Search each line below for "Browse", then return the lines where it appears.

*RECORD SET*.
┄┄┄┄┄┄
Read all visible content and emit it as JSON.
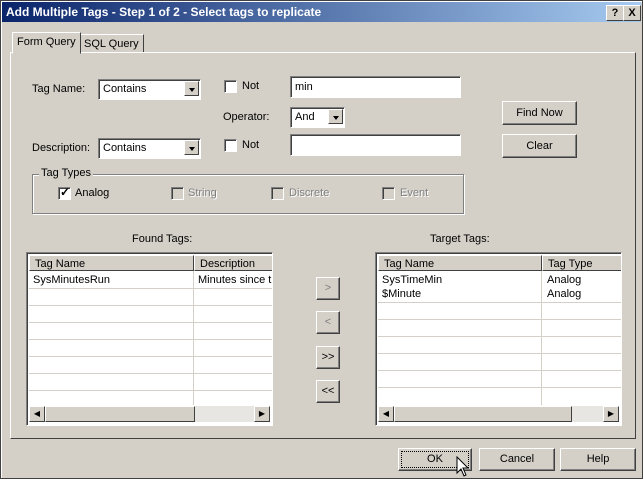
{
  "window": {
    "title": "Add Multiple Tags - Step 1 of 2 - Select tags to replicate",
    "help_btn": "?",
    "close_btn": "X"
  },
  "tabs": [
    {
      "label": "Form Query",
      "active": true
    },
    {
      "label": "SQL Query",
      "active": false
    }
  ],
  "form": {
    "tag_name_label": "Tag Name:",
    "tag_name_match": "Contains",
    "not_label": "Not",
    "tag_name_value": "min",
    "operator_label": "Operator:",
    "operator_value": "And",
    "description_label": "Description:",
    "description_match": "Contains",
    "description_value": "",
    "find_now": "Find Now",
    "clear": "Clear"
  },
  "tag_types": {
    "legend": "Tag Types",
    "items": [
      {
        "label": "Analog",
        "checked": true,
        "enabled": true
      },
      {
        "label": "String",
        "checked": false,
        "enabled": false
      },
      {
        "label": "Discrete",
        "checked": false,
        "enabled": false
      },
      {
        "label": "Event",
        "checked": false,
        "enabled": false
      }
    ]
  },
  "found": {
    "title": "Found Tags:",
    "columns": [
      "Tag Name",
      "Description"
    ],
    "rows": [
      [
        "SysMinutesRun",
        "Minutes since the"
      ]
    ]
  },
  "target": {
    "title": "Target Tags:",
    "columns": [
      "Tag Name",
      "Tag Type"
    ],
    "rows": [
      [
        "SysTimeMin",
        "Analog"
      ],
      [
        "$Minute",
        "Analog"
      ]
    ]
  },
  "move_buttons": {
    "add": ">",
    "remove": "<",
    "add_all": ">>",
    "remove_all": "<<"
  },
  "footer": {
    "ok": "OK",
    "cancel": "Cancel",
    "help": "Help"
  }
}
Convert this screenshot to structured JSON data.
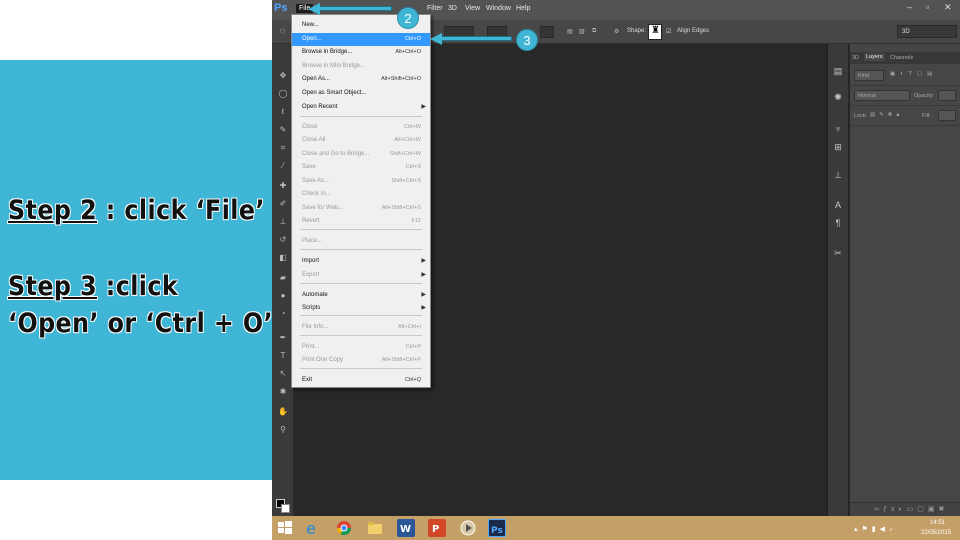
{
  "slide": {
    "step2_label": "Step 2",
    "step2_rest": " : click ‘File’",
    "step3_label": "Step 3",
    "step3_rest": " :click",
    "step3_line2": "‘Open’ or ‘Ctrl + O’"
  },
  "app": {
    "logo": "Ps",
    "menus": [
      "File",
      "Filter",
      "3D",
      "View",
      "Window",
      "Help"
    ],
    "options": {
      "shape_label": "Shape:",
      "align_edges_label": "Align Edges"
    },
    "workspace": "3D"
  },
  "file_menu": {
    "items": [
      {
        "label": "New...",
        "shortcut": "",
        "enabled": true
      },
      {
        "label": "Open...",
        "shortcut": "Ctrl+O",
        "enabled": true,
        "highlighted": true
      },
      {
        "label": "Browse in Bridge...",
        "shortcut": "Alt+Ctrl+O",
        "enabled": true
      },
      {
        "label": "Browse in Mini Bridge...",
        "shortcut": "",
        "enabled": false
      },
      {
        "label": "Open As...",
        "shortcut": "Alt+Shift+Ctrl+O",
        "enabled": true
      },
      {
        "label": "Open as Smart Object...",
        "shortcut": "",
        "enabled": true
      },
      {
        "label": "Open Recent",
        "shortcut": "",
        "enabled": true,
        "submenu": true
      },
      {
        "label": "Close",
        "shortcut": "Ctrl+W",
        "enabled": false
      },
      {
        "label": "Close All",
        "shortcut": "Alt+Ctrl+W",
        "enabled": false
      },
      {
        "label": "Close and Go to Bridge...",
        "shortcut": "Shift+Ctrl+W",
        "enabled": false
      },
      {
        "label": "Save",
        "shortcut": "Ctrl+S",
        "enabled": false
      },
      {
        "label": "Save As...",
        "shortcut": "Shift+Ctrl+S",
        "enabled": false
      },
      {
        "label": "Check In...",
        "shortcut": "",
        "enabled": false
      },
      {
        "label": "Save for Web...",
        "shortcut": "Alt+Shift+Ctrl+S",
        "enabled": false
      },
      {
        "label": "Revert",
        "shortcut": "F12",
        "enabled": false
      },
      {
        "label": "Place...",
        "shortcut": "",
        "enabled": false
      },
      {
        "label": "Import",
        "shortcut": "",
        "enabled": true,
        "submenu": true
      },
      {
        "label": "Export",
        "shortcut": "",
        "enabled": false,
        "submenu": true
      },
      {
        "label": "Automate",
        "shortcut": "",
        "enabled": true,
        "submenu": true
      },
      {
        "label": "Scripts",
        "shortcut": "",
        "enabled": true,
        "submenu": true
      },
      {
        "label": "File Info...",
        "shortcut": "Alt+Ctrl+I",
        "enabled": false
      },
      {
        "label": "Print...",
        "shortcut": "Ctrl+P",
        "enabled": false
      },
      {
        "label": "Print One Copy",
        "shortcut": "Alt+Shift+Ctrl+P",
        "enabled": false
      },
      {
        "label": "Exit",
        "shortcut": "Ctrl+Q",
        "enabled": true
      }
    ]
  },
  "callouts": {
    "file_badge": "2",
    "open_badge": "3"
  },
  "layers_panel": {
    "tabs": [
      "3D",
      "Layers",
      "Channels"
    ],
    "kind_label": "Kind",
    "blend_mode": "Normal",
    "opacity_label": "Opacity:",
    "lock_label": "Lock:",
    "fill_label": "Fill:"
  },
  "taskbar": {
    "time": "14:51",
    "date": "22/05/2015"
  },
  "colors": {
    "slide_accent": "#3fb6d6",
    "menu_highlight": "#3399ff",
    "taskbar": "#c4a068"
  }
}
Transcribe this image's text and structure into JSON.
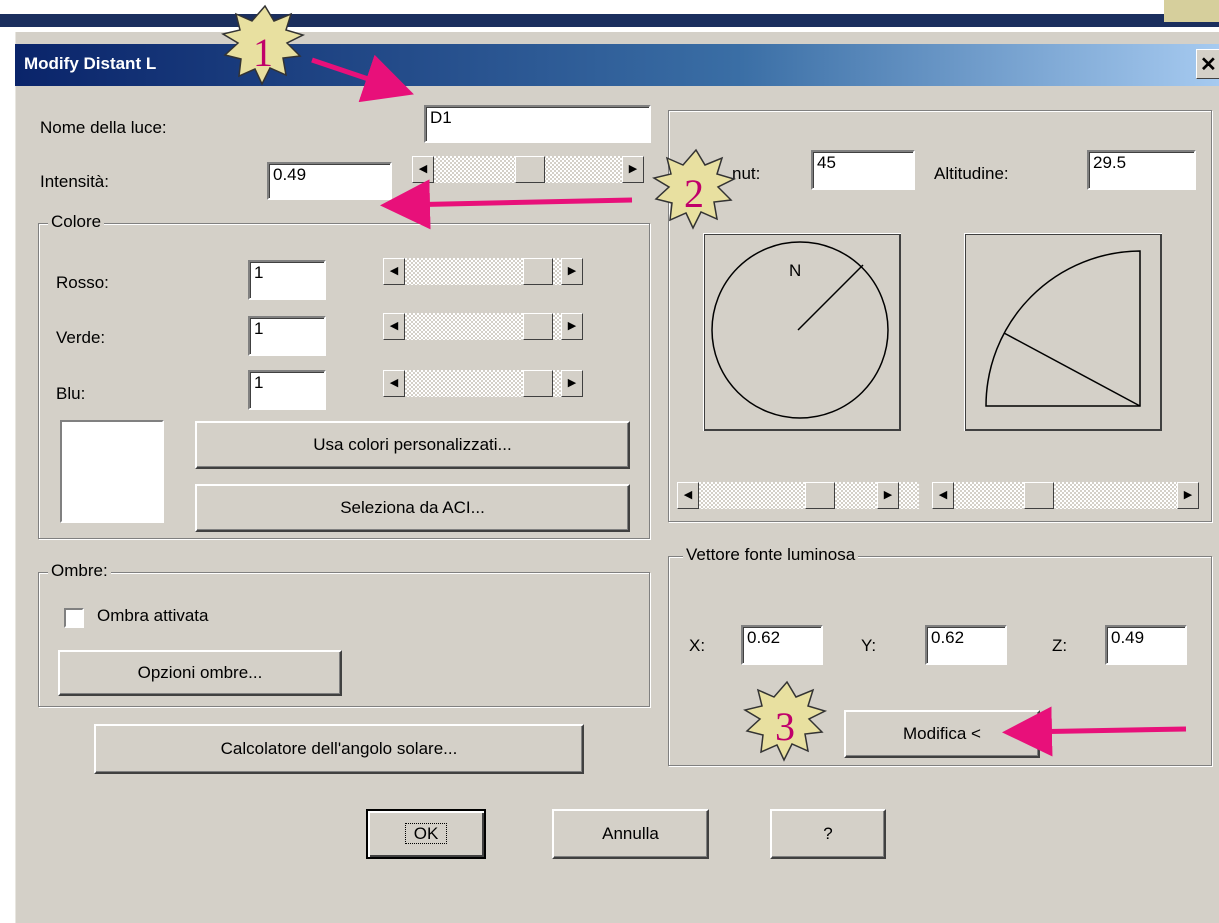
{
  "window": {
    "title": "Modify Distant Light",
    "title_visible": "Modify Distant L"
  },
  "name": {
    "label": "Nome della luce:",
    "value": "D1"
  },
  "intensity": {
    "label": "Intensità:",
    "value": "0.49"
  },
  "color_group": {
    "title": "Colore",
    "red": {
      "label": "Rosso:",
      "value": "1"
    },
    "green": {
      "label": "Verde:",
      "value": "1"
    },
    "blue": {
      "label": "Blu:",
      "value": "1"
    },
    "custom_button": "Usa colori personalizzati...",
    "aci_button": "Seleziona da ACI..."
  },
  "shadows_group": {
    "title": "Ombre:",
    "checkbox_label": "Ombra attivata",
    "checkbox_checked": false,
    "options_button": "Opzioni ombre..."
  },
  "sun_button": "Calcolatore dell'angolo solare...",
  "azimuth": {
    "label": "Azimut:",
    "label_visible": "nut:",
    "value": "45"
  },
  "altitude": {
    "label": "Altitudine:",
    "value": "29.5"
  },
  "compass_letter": "N",
  "vector_group": {
    "title": "Vettore fonte luminosa",
    "x": {
      "label": "X:",
      "value": "0.62"
    },
    "y": {
      "label": "Y:",
      "value": "0.62"
    },
    "z": {
      "label": "Z:",
      "value": "0.49"
    },
    "modify_button": "Modifica <"
  },
  "footer": {
    "ok": "OK",
    "cancel": "Annulla",
    "help": "?"
  },
  "annotations": {
    "badge1": "1",
    "badge2": "2",
    "badge3": "3",
    "arrow_color": "#e8107a",
    "badge_fill": "#e8e0a0"
  }
}
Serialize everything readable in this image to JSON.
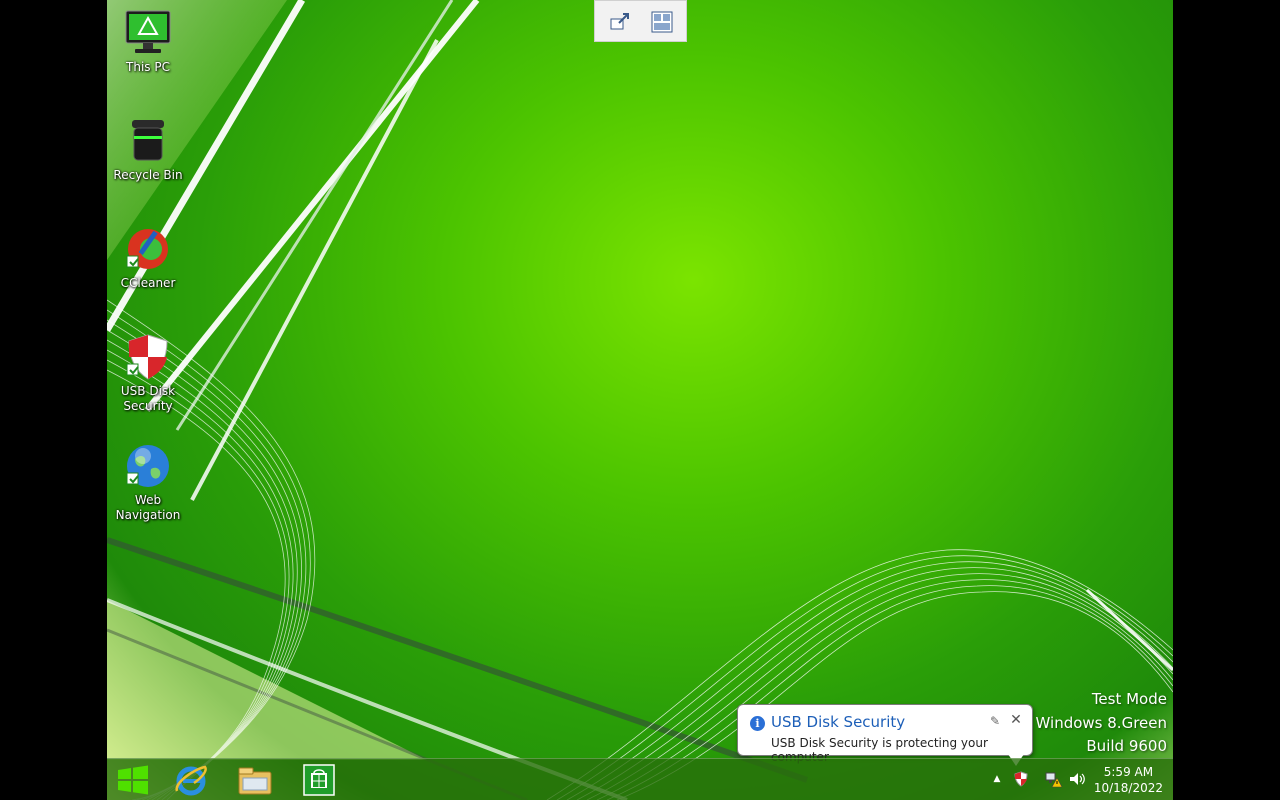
{
  "desktop_icons": [
    {
      "label": "This PC",
      "icon": "monitor-icon"
    },
    {
      "label": "Recycle Bin",
      "icon": "recycle-bin-icon"
    },
    {
      "label": "CCleaner",
      "icon": "ccleaner-icon"
    },
    {
      "label_line1": "USB Disk",
      "label_line2": "Security",
      "icon": "shield-icon"
    },
    {
      "label_line1": "Web",
      "label_line2": "Navigation",
      "icon": "globe-icon"
    }
  ],
  "watermark": {
    "line1": "Test Mode",
    "line2": "Windows 8.Green",
    "line3": "Build 9600"
  },
  "notification": {
    "title": "USB Disk Security",
    "message": "USB Disk Security is protecting your computer",
    "icon": "info-icon"
  },
  "taskbar": {
    "apps": [
      "start-icon",
      "internet-explorer-icon",
      "file-explorer-icon",
      "store-icon"
    ],
    "clock_time": "5:59 AM",
    "clock_date": "10/18/2022"
  },
  "colors": {
    "wallpaper_green": "#4cc400",
    "toast_title": "#1d5fb8"
  }
}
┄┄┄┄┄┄
*SOLUTION FOR THIS PROBLEM*.
        "label": "Browse in Bridge...",
        "label": "Browse in Mini Bridge...",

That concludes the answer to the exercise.